Agility in business analysis activities is a characteristic which rejects the top-down approach. The Agile mindset can only thrive in environment with a high level of individual and collective maturity and responsibility. It’s the willingness of project management team and the senior executives to allow their business analysis units to implement agile methodologies in certain projects. From my point, the basis in agile philosophy practical implementation is cultivating this culture and these leadership traits that will make human capital feel the necessary commitment, self-motivation and what we call in academic landscape Organizational Citizenship Behavior.

Agility is not only about fast. It’s about working effectively in order not to waste unnecessary assets on the route to complete your project.

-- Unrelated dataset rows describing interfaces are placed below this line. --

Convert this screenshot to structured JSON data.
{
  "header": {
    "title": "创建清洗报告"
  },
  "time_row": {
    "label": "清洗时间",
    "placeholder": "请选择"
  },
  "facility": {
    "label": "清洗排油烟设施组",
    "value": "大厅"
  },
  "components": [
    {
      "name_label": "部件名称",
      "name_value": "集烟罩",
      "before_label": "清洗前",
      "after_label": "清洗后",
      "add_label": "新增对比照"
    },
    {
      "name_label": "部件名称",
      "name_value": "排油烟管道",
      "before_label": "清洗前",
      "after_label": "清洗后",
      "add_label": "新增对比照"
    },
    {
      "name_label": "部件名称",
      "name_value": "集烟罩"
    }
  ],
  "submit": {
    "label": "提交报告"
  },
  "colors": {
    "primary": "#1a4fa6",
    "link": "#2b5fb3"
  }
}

Agile in no case means to surpass planning but it gives certain levels of flexibility to adjust planning in order to aim to the highest value with the lowest costs.

Some questions to answer before proceeding with an agile approach:

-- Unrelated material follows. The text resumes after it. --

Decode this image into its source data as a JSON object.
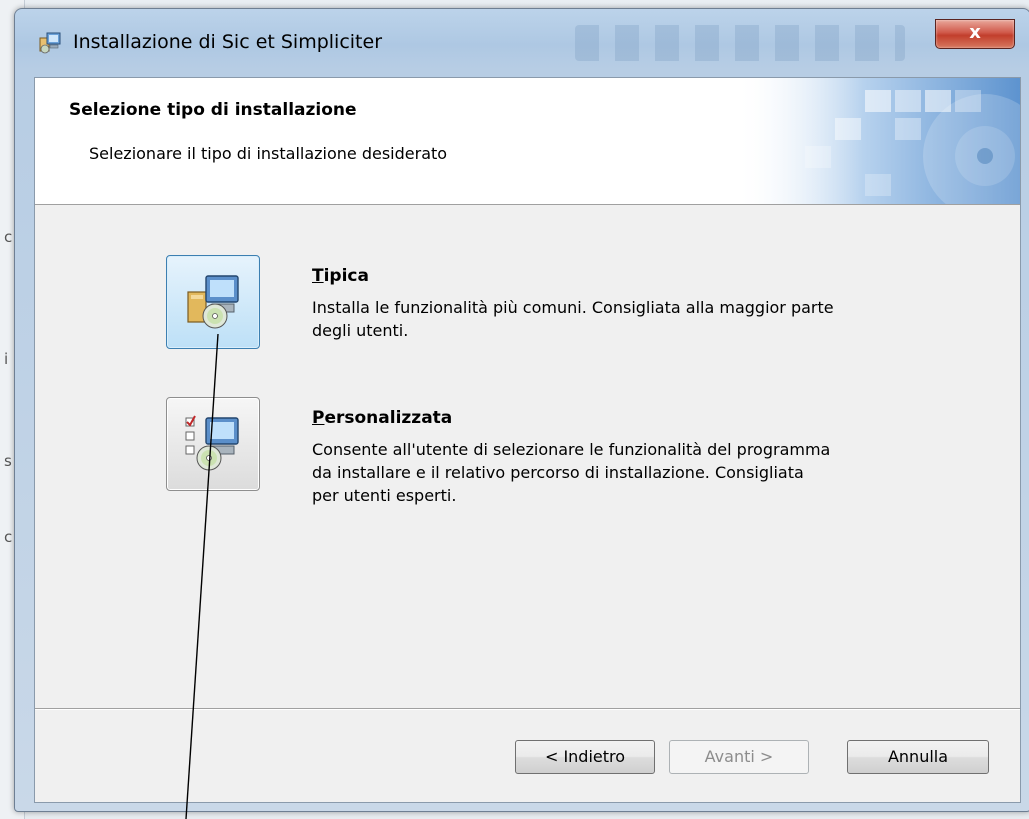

  1. Are agile techniques appropriate for the specific type of project?

  2. Do the organizational and industry standards allow an agile approach?

  3. Are the people aligned with the agile methodology that will be used?

  4. Are you fully aware of the final products stakeholders’ aspirations?

Explore agile techniques and approaches in the Agile Extension and listen to the podcast, Planning Horizons with Ryland Leyton. In this podcast, Ryland shares his insights to help you understand how these rolling horizons bring together both the big picture and the narrow view of change.


About the Author:  

Giorgos Sioutzos works in the business consulting industry as a business analyst. He has experience in projects from different sectors and holds a BSc in Management Science and Technology from Athens University of Economics and Business and MSc in International Business & Management. He has published numerous articles about business and technology issues in Greek and foreign media.